** Extracted records follows **
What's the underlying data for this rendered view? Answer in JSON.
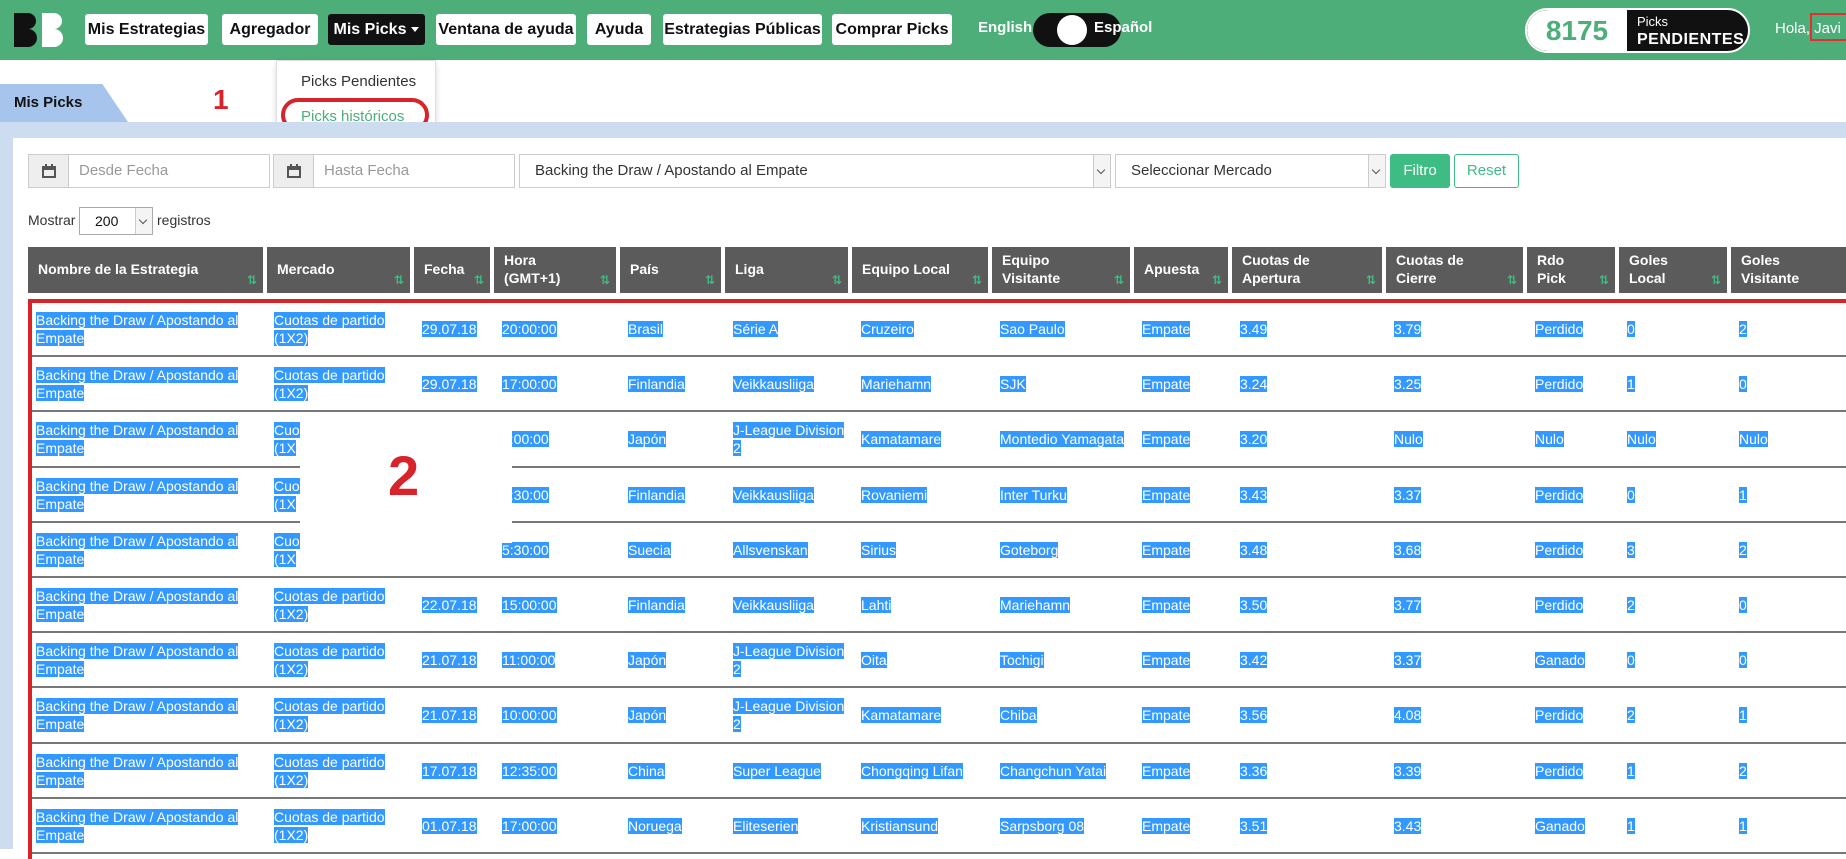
{
  "nav": {
    "items": [
      {
        "label": "Mis Estrategias"
      },
      {
        "label": "Agregador"
      },
      {
        "label": "Mis Picks"
      },
      {
        "label": "Ventana de ayuda"
      },
      {
        "label": "Ayuda"
      },
      {
        "label": "Estrategias Públicas"
      },
      {
        "label": "Comprar Picks"
      }
    ],
    "lang_en": "English",
    "lang_es": "Español",
    "pending_count": "8175",
    "pending_small": "Picks",
    "pending_big": "PENDIENTES",
    "greeting": "Hola, Javi P"
  },
  "dropdown": {
    "items": [
      "Picks Pendientes",
      "Picks históricos"
    ]
  },
  "tab": "Mis Picks",
  "annotations": {
    "one": "1",
    "two": "2"
  },
  "filters": {
    "desde": "Desde Fecha",
    "hasta": "Hasta Fecha",
    "strategy": "Backing the Draw / Apostando al Empate",
    "market": "Seleccionar Mercado",
    "filtro": "Filtro",
    "reset": "Reset",
    "show_pre": "Mostrar",
    "show_value": "200",
    "show_post": "registros"
  },
  "table": {
    "headers": [
      [
        "Nombre de la Estrategia"
      ],
      [
        "Mercado"
      ],
      [
        "Fecha"
      ],
      [
        "Hora",
        "(GMT+1)"
      ],
      [
        "País"
      ],
      [
        "Liga"
      ],
      [
        "Equipo Local"
      ],
      [
        "Equipo",
        "Visitante"
      ],
      [
        "Apuesta"
      ],
      [
        "Cuotas de",
        "Apertura"
      ],
      [
        "Cuotas de",
        "Cierre"
      ],
      [
        "Rdo",
        "Pick"
      ],
      [
        "Goles",
        "Local"
      ],
      [
        "Goles",
        "Visitante"
      ]
    ],
    "rows": [
      [
        [
          "Backing the Draw / Apostando al",
          "Empate"
        ],
        [
          "Cuotas de partido",
          "(1X2)"
        ],
        [
          "29.07.18"
        ],
        [
          "20:00:00"
        ],
        [
          "Brasil"
        ],
        [
          "Série A"
        ],
        [
          "Cruzeiro"
        ],
        [
          "Sao Paulo"
        ],
        [
          "Empate"
        ],
        [
          "3.49"
        ],
        [
          "3.79"
        ],
        [
          "Perdido"
        ],
        [
          "0"
        ],
        [
          "2"
        ]
      ],
      [
        [
          "Backing the Draw / Apostando al",
          "Empate"
        ],
        [
          "Cuotas de partido",
          "(1X2)"
        ],
        [
          "29.07.18"
        ],
        [
          "17:00:00"
        ],
        [
          "Finlandia"
        ],
        [
          "Veikkausliiga"
        ],
        [
          "Mariehamn"
        ],
        [
          "SJK"
        ],
        [
          "Empate"
        ],
        [
          "3.24"
        ],
        [
          "3.25"
        ],
        [
          "Perdido"
        ],
        [
          "1"
        ],
        [
          "0"
        ]
      ],
      [
        [
          "Backing the Draw / Apostando al",
          "Empate"
        ],
        [
          "Cuo",
          "(1X"
        ],
        [
          ""
        ],
        [
          "0:00:00"
        ],
        [
          "Japón"
        ],
        [
          "J-League Division",
          "2"
        ],
        [
          "Kamatamare"
        ],
        [
          "Montedio Yamagata"
        ],
        [
          "Empate"
        ],
        [
          "3.20"
        ],
        [
          "Nulo"
        ],
        [
          "Nulo"
        ],
        [
          "Nulo"
        ],
        [
          "Nulo"
        ]
      ],
      [
        [
          "Backing the Draw / Apostando al",
          "Empate"
        ],
        [
          "Cuo",
          "(1X"
        ],
        [
          ""
        ],
        [
          "5:30:00"
        ],
        [
          "Finlandia"
        ],
        [
          "Veikkausliiga"
        ],
        [
          "Rovaniemi"
        ],
        [
          "Inter Turku"
        ],
        [
          "Empate"
        ],
        [
          "3.43"
        ],
        [
          "3.37"
        ],
        [
          "Perdido"
        ],
        [
          "0"
        ],
        [
          "1"
        ]
      ],
      [
        [
          "Backing the Draw / Apostando al",
          "Empate"
        ],
        [
          "Cuo",
          "(1X"
        ],
        [
          ""
        ],
        [
          "5:30:00"
        ],
        [
          "Suecia"
        ],
        [
          "Allsvenskan"
        ],
        [
          "Sirius"
        ],
        [
          "Goteborg"
        ],
        [
          "Empate"
        ],
        [
          "3.48"
        ],
        [
          "3.68"
        ],
        [
          "Perdido"
        ],
        [
          "3"
        ],
        [
          "2"
        ]
      ],
      [
        [
          "Backing the Draw / Apostando al",
          "Empate"
        ],
        [
          "Cuotas de partido",
          "(1X2)"
        ],
        [
          "22.07.18"
        ],
        [
          "15:00:00"
        ],
        [
          "Finlandia"
        ],
        [
          "Veikkausliiga"
        ],
        [
          "Lahti"
        ],
        [
          "Mariehamn"
        ],
        [
          "Empate"
        ],
        [
          "3.50"
        ],
        [
          "3.77"
        ],
        [
          "Perdido"
        ],
        [
          "2"
        ],
        [
          "0"
        ]
      ],
      [
        [
          "Backing the Draw / Apostando al",
          "Empate"
        ],
        [
          "Cuotas de partido",
          "(1X2)"
        ],
        [
          "21.07.18"
        ],
        [
          "11:00:00"
        ],
        [
          "Japón"
        ],
        [
          "J-League Division",
          "2"
        ],
        [
          "Oita"
        ],
        [
          "Tochigi"
        ],
        [
          "Empate"
        ],
        [
          "3.42"
        ],
        [
          "3.37"
        ],
        [
          "Ganado"
        ],
        [
          "0"
        ],
        [
          "0"
        ]
      ],
      [
        [
          "Backing the Draw / Apostando al",
          "Empate"
        ],
        [
          "Cuotas de partido",
          "(1X2)"
        ],
        [
          "21.07.18"
        ],
        [
          "10:00:00"
        ],
        [
          "Japón"
        ],
        [
          "J-League Division",
          "2"
        ],
        [
          "Kamatamare"
        ],
        [
          "Chiba"
        ],
        [
          "Empate"
        ],
        [
          "3.56"
        ],
        [
          "4.08"
        ],
        [
          "Perdido"
        ],
        [
          "2"
        ],
        [
          "1"
        ]
      ],
      [
        [
          "Backing the Draw / Apostando al",
          "Empate"
        ],
        [
          "Cuotas de partido",
          "(1X2)"
        ],
        [
          "17.07.18"
        ],
        [
          "12:35:00"
        ],
        [
          "China"
        ],
        [
          "Super League"
        ],
        [
          "Chongqing Lifan"
        ],
        [
          "Changchun Yatai"
        ],
        [
          "Empate"
        ],
        [
          "3.36"
        ],
        [
          "3.39"
        ],
        [
          "Perdido"
        ],
        [
          "1"
        ],
        [
          "2"
        ]
      ],
      [
        [
          "Backing the Draw / Apostando al",
          "Empate"
        ],
        [
          "Cuotas de partido",
          "(1X2)"
        ],
        [
          "01.07.18"
        ],
        [
          "17:00:00"
        ],
        [
          "Noruega"
        ],
        [
          "Eliteserien"
        ],
        [
          "Kristiansund"
        ],
        [
          "Sarpsborg 08"
        ],
        [
          "Empate"
        ],
        [
          "3.51"
        ],
        [
          "3.43"
        ],
        [
          "Ganado"
        ],
        [
          "1"
        ],
        [
          "1"
        ]
      ]
    ]
  },
  "colors": {
    "brand": "#4dae7a",
    "selection": "#3399ff",
    "annotation": "#d8232a"
  }
}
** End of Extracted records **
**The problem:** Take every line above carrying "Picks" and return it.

**Result:**
        "label": "Mis Picks"
        "label": "Comprar Picks"
    "pending_small": "Picks",
      "Picks Pendientes",
      "Picks históricos"
  "tab": "Mis Picks",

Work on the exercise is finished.